Send to

SC First chief pledges to resolve strike this week

July 25, 2011 - 19:12 By 김주연
Richard Hill, chief of the Korean unit of Standard Chartered, on Monday expressed his “deepest regret” for service inconvenience due to an ongoing strike and pledged his commitment to resolving the dispute over the introduction of a performance-based pay system this week.

During a press conference in Seoul, Hill bowed in apology to the Korean public. The news conference was held as the bank’s labor union representatives are on their way to protest against the proposed wage system to Standard Chartered PLC CEO Peter Sands in London this week.
Richard Hill, chief of the Korean unit of Standard Chartered, speaks during a press conference in downtown Seoul on Monday. (Park Hyun-koo/The Korea Herald)

“I’d like to express my absolute commitment and determination to resolve the strike quickly through open and full dialogue and negotiations with the union,” the CEO of SC First Bank told reporters.
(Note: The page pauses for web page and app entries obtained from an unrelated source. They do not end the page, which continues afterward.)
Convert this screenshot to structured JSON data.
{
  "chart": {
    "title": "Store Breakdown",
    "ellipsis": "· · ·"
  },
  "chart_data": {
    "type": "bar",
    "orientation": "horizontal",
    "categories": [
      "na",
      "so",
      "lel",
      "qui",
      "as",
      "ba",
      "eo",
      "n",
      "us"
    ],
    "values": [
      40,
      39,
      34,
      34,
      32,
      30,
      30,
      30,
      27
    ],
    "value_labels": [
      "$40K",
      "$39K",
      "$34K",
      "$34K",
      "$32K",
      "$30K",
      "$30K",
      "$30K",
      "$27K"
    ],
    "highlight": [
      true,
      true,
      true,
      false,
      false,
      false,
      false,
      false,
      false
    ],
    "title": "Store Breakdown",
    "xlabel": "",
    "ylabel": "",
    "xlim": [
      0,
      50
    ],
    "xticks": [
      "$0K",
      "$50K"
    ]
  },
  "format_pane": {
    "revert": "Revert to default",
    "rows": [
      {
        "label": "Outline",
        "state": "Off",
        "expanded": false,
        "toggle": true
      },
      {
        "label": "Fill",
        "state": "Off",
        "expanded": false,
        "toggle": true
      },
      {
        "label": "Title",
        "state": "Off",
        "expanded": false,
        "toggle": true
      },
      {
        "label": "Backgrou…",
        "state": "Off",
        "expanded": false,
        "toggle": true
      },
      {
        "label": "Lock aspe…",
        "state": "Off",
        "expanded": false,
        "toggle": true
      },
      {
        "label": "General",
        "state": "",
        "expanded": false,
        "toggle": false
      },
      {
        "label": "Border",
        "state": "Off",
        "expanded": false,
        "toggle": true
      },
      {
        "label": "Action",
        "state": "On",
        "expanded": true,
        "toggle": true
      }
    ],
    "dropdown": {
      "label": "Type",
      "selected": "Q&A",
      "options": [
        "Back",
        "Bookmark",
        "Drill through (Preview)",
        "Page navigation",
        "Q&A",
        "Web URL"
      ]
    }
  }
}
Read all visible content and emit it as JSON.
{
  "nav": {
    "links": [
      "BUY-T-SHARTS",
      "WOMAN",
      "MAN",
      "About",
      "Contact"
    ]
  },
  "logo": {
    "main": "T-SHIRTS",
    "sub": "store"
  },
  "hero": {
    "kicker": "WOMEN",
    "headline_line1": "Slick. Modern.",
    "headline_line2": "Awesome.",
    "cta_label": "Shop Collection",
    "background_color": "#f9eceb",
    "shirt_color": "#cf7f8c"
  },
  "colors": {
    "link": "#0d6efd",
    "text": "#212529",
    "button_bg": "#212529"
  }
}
The unionized workers are in their fifth week of walkout, making it the longest strike in the industry. The management was forced to temporarily close 42 of its 399 branches. The unionized workers teamed up with the Korean Financial Industrial Union and UNI Global Union, an international union federation, for their visit to the bank’s headquarters in London after judging negotiations with Hill to be impossible.

They announced Friday their plan to go to Britain.

“I’ll do everything possible to seek an early resolution of the strike,” Hill said.

“I think they (unionized workers) will come back after their emotions cool.”

Management is trying to change the current seniority-based pay scheme to a performance-based one, sparking vehement opposition from its labor union. The union has called it a “culturally insensitive” proposal that ignored the industry norm of promoting people according to experience and seniority.

Hill said the current system is bad for performance. “We will continue to pay attractive salaries but related to performance.”

Moody’s on July 18 assigned a negative credit outlook on Standard Chartered’s Korean banking arm, citing the damage the dispute will cause as it shows no signs of ending. The Korean Financial Industry Union has said that workers will continue to fight until management agrees not to adopt the performance-based pay system.

Korea is the second biggest-consumer banking market for Standard Chartered by revenue.

By Cynthia J. Kim (